“Hallice is a taller, more controlled guard, and is a better spot-up three-point shooter,” Robinson said. “Malcolm can come off ball screens, more of a real point guard.”
N’diaye, OSU’s only 7-footer, could provide the Beavers with an interior defensive presence they sorely missed last year when they finished second-to-last in the Pac-12 in field goal percentage defense (43.1 percent). But he’ll have to compete with Brandt, who’s started 58 games in his OSU career, and Gomis for playing time. Both centers are coming off injuries that forced them to miss most or all of last season.
At the very least, N’diaye figures to be nice insurance in case injuries strike the Beavers’ frontcourt two years in a row.
“Any time you got a kid who’s almost seven feet tall and athletic, I think he’s going to push guys for some playing time,” Robinson said.
Robinson said Brandt, who tore his ACL in OSU’s fourth game last year, is a little more than a month away from a full return. He won’t practice with the Beavers in August, but is expected to give it a go in September.

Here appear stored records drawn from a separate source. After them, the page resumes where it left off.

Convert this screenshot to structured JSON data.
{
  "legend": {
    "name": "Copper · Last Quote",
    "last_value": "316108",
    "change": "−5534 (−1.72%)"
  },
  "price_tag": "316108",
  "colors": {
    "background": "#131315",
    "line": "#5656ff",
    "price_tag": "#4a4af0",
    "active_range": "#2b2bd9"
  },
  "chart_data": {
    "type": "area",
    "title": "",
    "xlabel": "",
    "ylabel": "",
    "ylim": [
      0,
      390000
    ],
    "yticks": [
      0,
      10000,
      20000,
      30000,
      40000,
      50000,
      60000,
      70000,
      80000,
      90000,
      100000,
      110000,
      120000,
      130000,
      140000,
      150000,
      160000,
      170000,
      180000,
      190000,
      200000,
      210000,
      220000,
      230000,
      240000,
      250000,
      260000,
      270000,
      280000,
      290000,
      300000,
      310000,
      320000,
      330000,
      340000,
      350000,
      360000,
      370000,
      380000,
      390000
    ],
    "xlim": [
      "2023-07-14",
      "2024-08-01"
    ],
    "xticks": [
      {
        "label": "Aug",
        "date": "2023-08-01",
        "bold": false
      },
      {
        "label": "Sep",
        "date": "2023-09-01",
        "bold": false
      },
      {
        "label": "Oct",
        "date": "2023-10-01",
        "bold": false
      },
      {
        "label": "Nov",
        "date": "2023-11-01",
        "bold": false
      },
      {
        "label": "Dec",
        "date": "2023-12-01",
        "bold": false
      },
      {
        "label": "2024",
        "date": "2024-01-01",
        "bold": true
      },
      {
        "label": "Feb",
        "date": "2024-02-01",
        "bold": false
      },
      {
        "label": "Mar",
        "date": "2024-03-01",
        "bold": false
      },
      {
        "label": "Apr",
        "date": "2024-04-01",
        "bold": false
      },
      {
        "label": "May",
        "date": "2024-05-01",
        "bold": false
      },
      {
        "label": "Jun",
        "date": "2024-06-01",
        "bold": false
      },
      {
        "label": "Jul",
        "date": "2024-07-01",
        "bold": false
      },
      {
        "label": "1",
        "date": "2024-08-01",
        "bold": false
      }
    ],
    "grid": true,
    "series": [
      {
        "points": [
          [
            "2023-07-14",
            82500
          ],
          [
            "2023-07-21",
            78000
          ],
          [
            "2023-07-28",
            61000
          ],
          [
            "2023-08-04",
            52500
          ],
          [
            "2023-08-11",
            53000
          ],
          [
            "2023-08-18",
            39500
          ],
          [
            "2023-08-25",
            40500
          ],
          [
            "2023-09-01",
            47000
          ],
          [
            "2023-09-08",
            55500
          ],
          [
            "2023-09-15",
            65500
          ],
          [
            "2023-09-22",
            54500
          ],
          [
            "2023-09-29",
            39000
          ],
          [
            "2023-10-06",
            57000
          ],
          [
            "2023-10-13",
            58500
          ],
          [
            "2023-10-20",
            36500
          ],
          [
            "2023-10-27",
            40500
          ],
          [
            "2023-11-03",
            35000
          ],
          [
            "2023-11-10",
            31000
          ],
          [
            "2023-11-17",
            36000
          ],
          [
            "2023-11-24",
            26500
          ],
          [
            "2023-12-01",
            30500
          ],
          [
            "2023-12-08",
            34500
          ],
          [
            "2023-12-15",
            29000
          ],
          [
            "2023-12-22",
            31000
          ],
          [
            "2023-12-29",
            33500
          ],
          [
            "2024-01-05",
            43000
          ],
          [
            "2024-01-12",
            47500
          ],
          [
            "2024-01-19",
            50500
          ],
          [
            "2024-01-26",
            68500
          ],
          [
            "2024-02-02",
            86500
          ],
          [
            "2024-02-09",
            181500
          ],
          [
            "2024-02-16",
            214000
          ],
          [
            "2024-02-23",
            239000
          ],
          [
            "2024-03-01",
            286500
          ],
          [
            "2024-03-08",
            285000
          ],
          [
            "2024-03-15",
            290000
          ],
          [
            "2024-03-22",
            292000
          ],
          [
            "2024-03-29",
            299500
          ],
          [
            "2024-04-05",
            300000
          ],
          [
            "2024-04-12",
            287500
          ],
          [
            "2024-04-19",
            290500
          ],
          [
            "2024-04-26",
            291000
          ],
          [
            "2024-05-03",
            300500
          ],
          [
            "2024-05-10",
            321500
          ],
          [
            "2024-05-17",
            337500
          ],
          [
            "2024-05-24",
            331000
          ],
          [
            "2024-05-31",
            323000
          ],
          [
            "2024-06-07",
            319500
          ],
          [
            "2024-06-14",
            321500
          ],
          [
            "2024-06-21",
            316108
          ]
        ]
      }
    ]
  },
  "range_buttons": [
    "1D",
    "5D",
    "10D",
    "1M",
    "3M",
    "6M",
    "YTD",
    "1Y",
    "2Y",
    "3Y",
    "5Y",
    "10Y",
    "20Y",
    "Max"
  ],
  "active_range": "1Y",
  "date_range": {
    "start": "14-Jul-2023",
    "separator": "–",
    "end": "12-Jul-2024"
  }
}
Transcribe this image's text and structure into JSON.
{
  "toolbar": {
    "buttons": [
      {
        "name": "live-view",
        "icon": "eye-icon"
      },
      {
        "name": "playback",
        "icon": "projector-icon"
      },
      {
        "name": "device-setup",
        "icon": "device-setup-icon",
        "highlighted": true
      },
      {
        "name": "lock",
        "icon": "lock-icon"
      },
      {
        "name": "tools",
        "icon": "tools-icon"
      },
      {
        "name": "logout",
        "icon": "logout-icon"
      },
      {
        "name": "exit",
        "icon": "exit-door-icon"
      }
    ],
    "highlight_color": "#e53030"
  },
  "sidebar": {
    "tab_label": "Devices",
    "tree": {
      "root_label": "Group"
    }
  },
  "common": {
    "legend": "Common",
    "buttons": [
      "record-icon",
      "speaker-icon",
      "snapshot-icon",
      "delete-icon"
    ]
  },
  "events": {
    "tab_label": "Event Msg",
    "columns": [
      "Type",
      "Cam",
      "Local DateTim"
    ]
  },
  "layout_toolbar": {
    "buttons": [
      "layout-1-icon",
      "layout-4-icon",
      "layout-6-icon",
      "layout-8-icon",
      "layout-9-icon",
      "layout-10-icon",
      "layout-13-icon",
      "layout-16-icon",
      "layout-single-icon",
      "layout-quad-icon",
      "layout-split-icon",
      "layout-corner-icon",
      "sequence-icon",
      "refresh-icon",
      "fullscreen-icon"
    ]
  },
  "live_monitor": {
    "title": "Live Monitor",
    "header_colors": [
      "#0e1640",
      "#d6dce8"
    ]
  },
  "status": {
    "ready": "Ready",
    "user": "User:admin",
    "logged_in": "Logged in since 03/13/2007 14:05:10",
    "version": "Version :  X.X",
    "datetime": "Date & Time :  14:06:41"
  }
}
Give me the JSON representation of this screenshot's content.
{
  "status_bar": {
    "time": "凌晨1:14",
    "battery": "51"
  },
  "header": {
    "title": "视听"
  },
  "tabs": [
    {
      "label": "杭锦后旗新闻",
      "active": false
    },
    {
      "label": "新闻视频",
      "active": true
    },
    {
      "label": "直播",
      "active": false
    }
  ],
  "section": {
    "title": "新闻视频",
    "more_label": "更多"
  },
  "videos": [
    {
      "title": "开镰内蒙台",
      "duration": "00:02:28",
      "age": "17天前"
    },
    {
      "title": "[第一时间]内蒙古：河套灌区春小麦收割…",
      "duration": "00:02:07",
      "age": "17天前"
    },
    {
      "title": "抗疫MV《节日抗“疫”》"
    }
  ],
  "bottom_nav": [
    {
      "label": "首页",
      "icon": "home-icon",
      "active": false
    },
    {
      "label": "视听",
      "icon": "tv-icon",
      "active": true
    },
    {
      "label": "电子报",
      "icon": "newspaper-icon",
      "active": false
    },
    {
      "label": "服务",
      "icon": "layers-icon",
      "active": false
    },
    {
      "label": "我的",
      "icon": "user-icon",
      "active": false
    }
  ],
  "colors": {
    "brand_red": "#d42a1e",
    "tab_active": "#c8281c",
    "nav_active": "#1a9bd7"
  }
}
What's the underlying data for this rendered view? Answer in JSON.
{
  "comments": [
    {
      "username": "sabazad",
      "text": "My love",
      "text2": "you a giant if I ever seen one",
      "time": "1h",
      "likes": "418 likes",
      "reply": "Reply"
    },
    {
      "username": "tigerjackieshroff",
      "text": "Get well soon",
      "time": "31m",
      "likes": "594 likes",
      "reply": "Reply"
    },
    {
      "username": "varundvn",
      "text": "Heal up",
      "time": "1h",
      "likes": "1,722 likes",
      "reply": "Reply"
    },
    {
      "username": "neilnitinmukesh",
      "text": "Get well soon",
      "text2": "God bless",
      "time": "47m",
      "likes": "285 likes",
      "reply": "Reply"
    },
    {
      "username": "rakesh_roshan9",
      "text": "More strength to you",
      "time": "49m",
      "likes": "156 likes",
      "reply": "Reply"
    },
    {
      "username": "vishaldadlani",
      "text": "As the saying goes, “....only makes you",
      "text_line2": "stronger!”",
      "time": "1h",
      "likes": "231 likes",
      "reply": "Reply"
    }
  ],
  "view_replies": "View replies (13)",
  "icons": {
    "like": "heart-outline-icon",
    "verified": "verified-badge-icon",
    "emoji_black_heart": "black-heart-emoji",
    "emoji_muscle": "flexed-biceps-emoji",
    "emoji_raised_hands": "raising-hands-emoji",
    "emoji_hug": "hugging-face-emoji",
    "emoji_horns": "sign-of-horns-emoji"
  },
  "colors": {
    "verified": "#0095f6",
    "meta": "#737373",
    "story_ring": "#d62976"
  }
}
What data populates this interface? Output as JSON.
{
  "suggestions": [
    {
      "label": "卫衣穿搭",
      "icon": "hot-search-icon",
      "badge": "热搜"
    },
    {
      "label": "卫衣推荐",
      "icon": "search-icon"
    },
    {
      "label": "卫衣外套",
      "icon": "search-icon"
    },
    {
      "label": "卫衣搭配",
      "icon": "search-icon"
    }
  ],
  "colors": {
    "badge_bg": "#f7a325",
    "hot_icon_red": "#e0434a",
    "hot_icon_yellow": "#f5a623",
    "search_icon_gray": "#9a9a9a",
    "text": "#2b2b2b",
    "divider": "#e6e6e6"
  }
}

“I would imagine that if we wanted to, we could let him go right now,” Robinson said. “It would be a pretty quick turnaround, and that’s why we’re going to hold off another month.”
Known in part for his work ethic, Brandt’s speedy recovery has surprised few.
“He’s a hard worker, he’s strong and he takes his rehab very seriously,” Robinson said.
Aside from senior leadership and an important body in the middle on defense, Brandt’s shooting ability will be a welcome addition when he returns. He shot 49.2 percent from beyond the arc two years ago, and OSU returns just two players (Nelson and Schaftenaar) who made 30 or more three-pointers last year.
“He’s been working on his shooting a whole lot, but that was already good,” Robinson said. “What I always tell people is when you have to sit out and watch us play, it helps you understand what you need to do when you get back in there. That’s what I’m hoping happens with him.”
Gomis, who has yet to suit up for the Beavers since arriving in Corvallis two years ago, is entirely healthy for the first time in his OSU career. He sat out as a freshman during the 2011-12 season after breaking his leg the summer prior, and missed last year after it was discovered that he needed to have the rod that was initially inserted into his leg removed.
“Daniel Gomis has been working out with these guys, running, playing pickup,” Robinson said. “He looks good.”
Barton and Schaftenaar not in Corvallis yet
The only two players not yet back on campus are Barton and Schaftenaar, who played with their respective national teams (Barton is Swedish, Schaftenaar is Dutch) over the summer. Robinson told them to spend some time at home before returning to Corvallis.
Robinson to China
Robinson will travel to China this week to help lead a series of coaching clinics in Shanghai from Aug. 1-9 as part of the Pac-12’s plan to go global. Robinson will meet with Chinese basketball coaches to talk about different aspects of coaching.
“We’re going to be over there a week doing clinics and having discussions with [Chinese coaches],” Robinson said. “It’s part clinic, part goodwill trip. And it’s also an introduction to the Pac-12 to all the people over in China.”
Robinson said he’s never been to China, and that he’s honored the Pac-12 asked him to go.
“I’m looking forward to talking and meeting coaches over there, and hopefully recruiting some players from over there,” he said.
Grady Garrett, sports editor
On Twitter: @gradygarrett